(Web page and app entries)

▬▬▬

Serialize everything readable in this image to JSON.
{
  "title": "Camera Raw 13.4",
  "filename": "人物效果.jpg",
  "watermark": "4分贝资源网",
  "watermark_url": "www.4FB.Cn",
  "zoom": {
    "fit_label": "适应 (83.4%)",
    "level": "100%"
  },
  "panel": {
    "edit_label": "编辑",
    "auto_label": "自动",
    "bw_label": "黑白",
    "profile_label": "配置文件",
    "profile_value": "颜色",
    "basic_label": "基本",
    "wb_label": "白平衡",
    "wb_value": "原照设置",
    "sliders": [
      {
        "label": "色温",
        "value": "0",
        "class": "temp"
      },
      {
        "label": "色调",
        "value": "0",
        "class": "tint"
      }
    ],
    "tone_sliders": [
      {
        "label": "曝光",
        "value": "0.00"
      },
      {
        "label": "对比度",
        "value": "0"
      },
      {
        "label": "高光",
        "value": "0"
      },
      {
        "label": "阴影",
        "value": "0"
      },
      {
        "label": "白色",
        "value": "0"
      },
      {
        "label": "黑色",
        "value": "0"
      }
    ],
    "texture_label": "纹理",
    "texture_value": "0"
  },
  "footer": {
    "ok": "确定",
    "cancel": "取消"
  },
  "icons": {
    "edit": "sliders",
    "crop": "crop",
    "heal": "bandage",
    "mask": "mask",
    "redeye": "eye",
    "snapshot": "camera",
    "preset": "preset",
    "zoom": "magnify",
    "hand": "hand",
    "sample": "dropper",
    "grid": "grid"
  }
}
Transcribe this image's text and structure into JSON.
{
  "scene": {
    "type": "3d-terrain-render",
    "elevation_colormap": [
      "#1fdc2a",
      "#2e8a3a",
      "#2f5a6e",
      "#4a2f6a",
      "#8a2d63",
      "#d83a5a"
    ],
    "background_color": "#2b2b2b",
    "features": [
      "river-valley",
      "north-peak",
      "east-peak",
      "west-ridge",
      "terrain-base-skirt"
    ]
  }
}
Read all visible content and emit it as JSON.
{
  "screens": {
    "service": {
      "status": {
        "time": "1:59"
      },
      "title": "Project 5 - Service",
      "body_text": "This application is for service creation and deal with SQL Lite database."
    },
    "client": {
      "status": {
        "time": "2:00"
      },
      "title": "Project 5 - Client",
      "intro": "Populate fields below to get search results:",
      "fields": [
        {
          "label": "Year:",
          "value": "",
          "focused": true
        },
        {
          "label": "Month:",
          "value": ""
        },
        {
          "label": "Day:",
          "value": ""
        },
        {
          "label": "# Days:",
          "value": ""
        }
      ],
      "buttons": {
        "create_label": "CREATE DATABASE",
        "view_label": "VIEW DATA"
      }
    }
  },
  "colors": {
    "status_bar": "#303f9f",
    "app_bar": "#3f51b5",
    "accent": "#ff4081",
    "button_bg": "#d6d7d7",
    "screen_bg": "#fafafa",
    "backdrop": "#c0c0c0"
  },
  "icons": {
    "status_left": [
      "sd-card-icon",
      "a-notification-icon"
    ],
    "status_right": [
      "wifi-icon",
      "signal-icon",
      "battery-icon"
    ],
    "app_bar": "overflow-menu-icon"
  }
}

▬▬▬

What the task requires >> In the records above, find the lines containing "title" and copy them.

Result >>
  "title": "Camera Raw 13.4",
      "title": "Project 5 - Service",
      "title": "Project 5 - Client",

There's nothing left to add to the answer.